____ Dataset records

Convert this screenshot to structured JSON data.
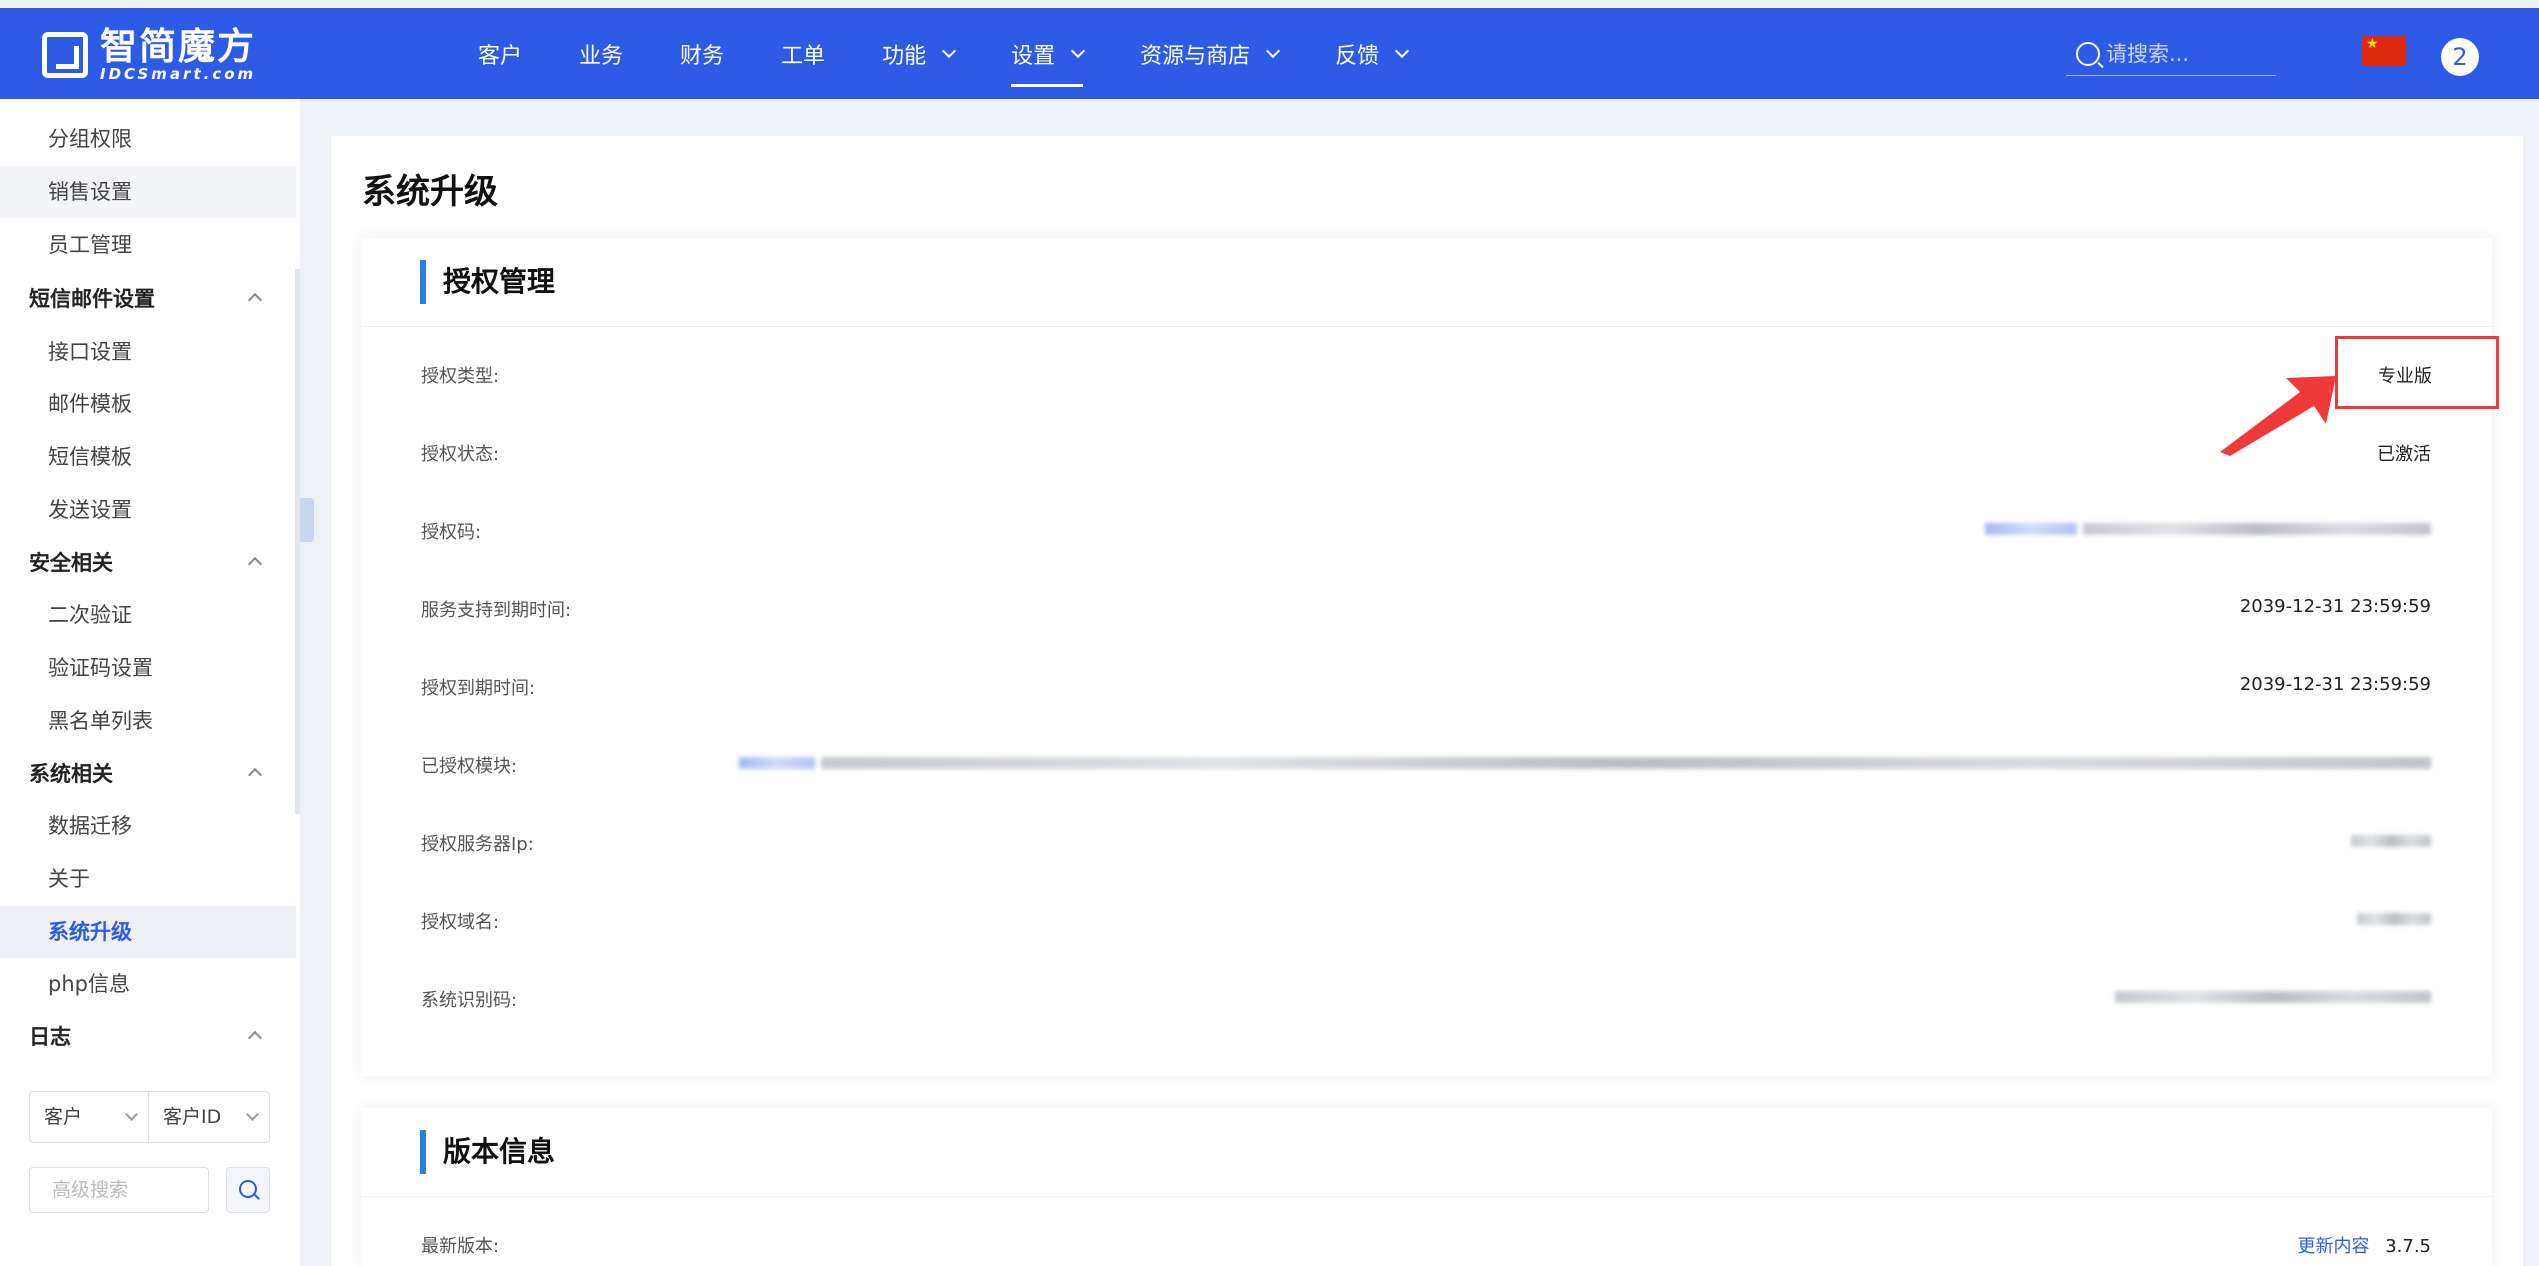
{
  "header": {
    "logo_cn": "智简魔方",
    "logo_en": "IDCSmart.com",
    "nav": [
      {
        "label": "客户"
      },
      {
        "label": "业务"
      },
      {
        "label": "财务"
      },
      {
        "label": "工单"
      },
      {
        "label": "功能",
        "dropdown": true
      },
      {
        "label": "设置",
        "dropdown": true,
        "active": true
      },
      {
        "label": "资源与商店",
        "dropdown": true
      },
      {
        "label": "反馈",
        "dropdown": true
      }
    ],
    "search_placeholder": "请搜索...",
    "notification_count": "2",
    "flag_icon": "china-flag-icon"
  },
  "sidebar": {
    "items": [
      {
        "type": "item",
        "label": "分组权限"
      },
      {
        "type": "item",
        "label": "销售设置",
        "hover": true
      },
      {
        "type": "item",
        "label": "员工管理"
      },
      {
        "type": "group",
        "label": "短信邮件设置"
      },
      {
        "type": "item",
        "label": "接口设置"
      },
      {
        "type": "item",
        "label": "邮件模板"
      },
      {
        "type": "item",
        "label": "短信模板"
      },
      {
        "type": "item",
        "label": "发送设置"
      },
      {
        "type": "group",
        "label": "安全相关"
      },
      {
        "type": "item",
        "label": "二次验证"
      },
      {
        "type": "item",
        "label": "验证码设置"
      },
      {
        "type": "item",
        "label": "黑名单列表"
      },
      {
        "type": "group",
        "label": "系统相关"
      },
      {
        "type": "item",
        "label": "数据迁移"
      },
      {
        "type": "item",
        "label": "关于"
      },
      {
        "type": "item",
        "label": "系统升级",
        "active": true
      },
      {
        "type": "item",
        "label": "php信息"
      },
      {
        "type": "group",
        "label": "日志"
      }
    ],
    "filter_type": "客户",
    "filter_field": "客户ID",
    "adv_search_placeholder": "高级搜索"
  },
  "page": {
    "title": "系统升级",
    "license": {
      "heading": "授权管理",
      "rows": [
        {
          "label": "授权类型:",
          "value": "专业版"
        },
        {
          "label": "授权状态:",
          "value": "已激活"
        },
        {
          "label": "授权码:",
          "value": ""
        },
        {
          "label": "服务支持到期时间:",
          "value": "2039-12-31 23:59:59"
        },
        {
          "label": "授权到期时间:",
          "value": "2039-12-31 23:59:59"
        },
        {
          "label": "已授权模块:",
          "value": ""
        },
        {
          "label": "授权服务器Ip:",
          "value": ""
        },
        {
          "label": "授权域名:",
          "value": ""
        },
        {
          "label": "系统识别码:",
          "value": ""
        }
      ]
    },
    "version": {
      "heading": "版本信息",
      "latest_label": "最新版本:",
      "update_link": "更新内容",
      "latest_value": "3.7.5"
    }
  },
  "colors": {
    "brand": "#2e5be6",
    "section_accent": "#2e7de6",
    "annotation": "#f03a3a"
  }
}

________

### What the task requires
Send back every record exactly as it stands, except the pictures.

### Task response
Convert this screenshot to structured JSON data.
{
  "header": {
    "logo_cn": "智简魔方",
    "logo_en": "IDCSmart.com",
    "nav": [
      {
        "label": "客户"
      },
      {
        "label": "业务"
      },
      {
        "label": "财务"
      },
      {
        "label": "工单"
      },
      {
        "label": "功能",
        "dropdown": true
      },
      {
        "label": "设置",
        "dropdown": true,
        "active": true
      },
      {
        "label": "资源与商店",
        "dropdown": true
      },
      {
        "label": "反馈",
        "dropdown": true
      }
    ],
    "search_placeholder": "请搜索...",
    "notification_count": "2",
    "flag_icon": "china-flag-icon"
  },
  "sidebar": {
    "items": [
      {
        "type": "item",
        "label": "分组权限"
      },
      {
        "type": "item",
        "label": "销售设置",
        "hover": true
      },
      {
        "type": "item",
        "label": "员工管理"
      },
      {
        "type": "group",
        "label": "短信邮件设置"
      },
      {
        "type": "item",
        "label": "接口设置"
      },
      {
        "type": "item",
        "label": "邮件模板"
      },
      {
        "type": "item",
        "label": "短信模板"
      },
      {
        "type": "item",
        "label": "发送设置"
      },
      {
        "type": "group",
        "label": "安全相关"
      },
      {
        "type": "item",
        "label": "二次验证"
      },
      {
        "type": "item",
        "label": "验证码设置"
      },
      {
        "type": "item",
        "label": "黑名单列表"
      },
      {
        "type": "group",
        "label": "系统相关"
      },
      {
        "type": "item",
        "label": "数据迁移"
      },
      {
        "type": "item",
        "label": "关于"
      },
      {
        "type": "item",
        "label": "系统升级",
        "active": true
      },
      {
        "type": "item",
        "label": "php信息"
      },
      {
        "type": "group",
        "label": "日志"
      }
    ],
    "filter_type": "客户",
    "filter_field": "客户ID",
    "adv_search_placeholder": "高级搜索"
  },
  "page": {
    "title": "系统升级",
    "license": {
      "heading": "授权管理",
      "rows": [
        {
          "label": "授权类型:",
          "value": "专业版"
        },
        {
          "label": "授权状态:",
          "value": "已激活"
        },
        {
          "label": "授权码:",
          "value": ""
        },
        {
          "label": "服务支持到期时间:",
          "value": "2039-12-31 23:59:59"
        },
        {
          "label": "授权到期时间:",
          "value": "2039-12-31 23:59:59"
        },
        {
          "label": "已授权模块:",
          "value": ""
        },
        {
          "label": "授权服务器Ip:",
          "value": ""
        },
        {
          "label": "授权域名:",
          "value": ""
        },
        {
          "label": "系统识别码:",
          "value": ""
        }
      ]
    },
    "version": {
      "heading": "版本信息",
      "latest_label": "最新版本:",
      "update_link": "更新内容",
      "latest_value": "3.7.5"
    }
  },
  "colors": {
    "brand": "#2e5be6",
    "section_accent": "#2e7de6",
    "annotation": "#f03a3a"
  }
}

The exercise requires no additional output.